_YOUR TASK_
Go through the entries below and print each one exactly, leaving out pictures.

_INFORMATION GIVEN_

★ ★ ★

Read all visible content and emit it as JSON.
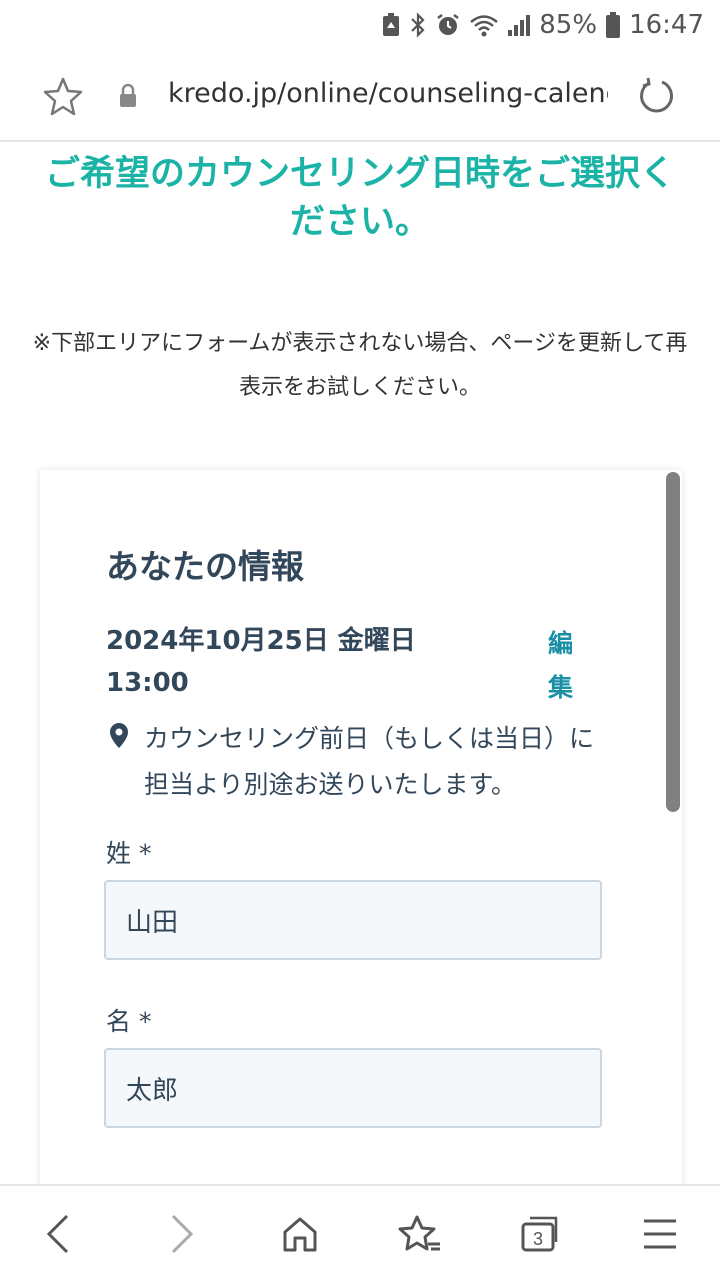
{
  "status_bar": {
    "battery": "85%",
    "time": "16:47"
  },
  "browser": {
    "url": "kredo.jp/online/counseling-calendar",
    "tab_count": "3"
  },
  "page": {
    "title": "ご希望のカウンセリング日時をご選択ください。",
    "notice": "※下部エリアにフォームが表示されない場合、ページを更新して再表示をお試しください。"
  },
  "card": {
    "heading": "あなたの情報",
    "datetime": "2024年10月25日 金曜日 13:00",
    "edit_label": "編集",
    "location_text": "カウンセリング前日（もしくは当日）に担当より別途お送りいたします。",
    "fields": {
      "last_name_label": "姓 *",
      "last_name_value": "山田",
      "first_name_label": "名 *",
      "first_name_value": "太郎"
    }
  },
  "icons": {
    "bookmark": "star-icon",
    "secure": "lock-icon",
    "reload": "reload-icon",
    "location": "pin-icon"
  },
  "colors": {
    "accent_teal": "#1bb3a6",
    "link": "#1a90a6",
    "text_dark": "#33475b",
    "input_bg": "#f5f8fa",
    "input_border": "#cbd6e2"
  }
}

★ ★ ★

_EXERCISE RESPONSE_
Read all visible content and emit it as JSON.
{
  "status_bar": {
    "battery": "85%",
    "time": "16:47"
  },
  "browser": {
    "url": "kredo.jp/online/counseling-calendar",
    "tab_count": "3"
  },
  "page": {
    "title": "ご希望のカウンセリング日時をご選択ください。",
    "notice": "※下部エリアにフォームが表示されない場合、ページを更新して再表示をお試しください。"
  },
  "card": {
    "heading": "あなたの情報",
    "datetime": "2024年10月25日 金曜日 13:00",
    "edit_label": "編集",
    "location_text": "カウンセリング前日（もしくは当日）に担当より別途お送りいたします。",
    "fields": {
      "last_name_label": "姓 *",
      "last_name_value": "山田",
      "first_name_label": "名 *",
      "first_name_value": "太郎"
    }
  },
  "icons": {
    "bookmark": "star-icon",
    "secure": "lock-icon",
    "reload": "reload-icon",
    "location": "pin-icon"
  },
  "colors": {
    "accent_teal": "#1bb3a6",
    "link": "#1a90a6",
    "text_dark": "#33475b",
    "input_bg": "#f5f8fa",
    "input_border": "#cbd6e2"
  }
}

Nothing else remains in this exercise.